• [TASK GOAL]:
Lines below that include "zhaopiao" are the answer; copy each one.

##### RECORDS TO PROCESS #####

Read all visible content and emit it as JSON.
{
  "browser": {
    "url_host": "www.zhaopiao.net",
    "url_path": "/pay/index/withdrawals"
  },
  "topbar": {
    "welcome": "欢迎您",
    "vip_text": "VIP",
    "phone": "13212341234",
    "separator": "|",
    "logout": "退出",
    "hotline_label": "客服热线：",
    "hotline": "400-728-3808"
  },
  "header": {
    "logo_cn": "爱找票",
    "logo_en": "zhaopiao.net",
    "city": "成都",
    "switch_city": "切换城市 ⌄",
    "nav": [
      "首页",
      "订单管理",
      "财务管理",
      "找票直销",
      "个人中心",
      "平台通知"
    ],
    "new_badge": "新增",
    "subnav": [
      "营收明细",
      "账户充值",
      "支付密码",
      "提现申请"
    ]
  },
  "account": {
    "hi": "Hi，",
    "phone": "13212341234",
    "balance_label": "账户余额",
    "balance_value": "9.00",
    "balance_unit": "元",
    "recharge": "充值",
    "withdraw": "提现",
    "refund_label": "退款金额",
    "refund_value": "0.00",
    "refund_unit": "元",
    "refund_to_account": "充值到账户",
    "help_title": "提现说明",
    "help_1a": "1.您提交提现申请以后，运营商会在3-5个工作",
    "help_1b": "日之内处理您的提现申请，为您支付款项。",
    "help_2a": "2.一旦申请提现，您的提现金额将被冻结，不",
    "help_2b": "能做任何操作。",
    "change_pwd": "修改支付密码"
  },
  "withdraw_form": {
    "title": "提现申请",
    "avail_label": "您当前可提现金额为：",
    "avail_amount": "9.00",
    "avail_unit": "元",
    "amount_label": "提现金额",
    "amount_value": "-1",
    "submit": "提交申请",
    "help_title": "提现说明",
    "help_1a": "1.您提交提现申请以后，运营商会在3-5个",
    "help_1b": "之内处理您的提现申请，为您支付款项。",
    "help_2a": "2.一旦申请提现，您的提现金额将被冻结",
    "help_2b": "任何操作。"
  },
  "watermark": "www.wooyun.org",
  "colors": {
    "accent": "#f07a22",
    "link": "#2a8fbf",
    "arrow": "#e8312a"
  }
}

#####

• [RESPONSE TO THIS TASK]:
    "url_host": "www.zhaopiao.net",
    "logo_en": "zhaopiao.net",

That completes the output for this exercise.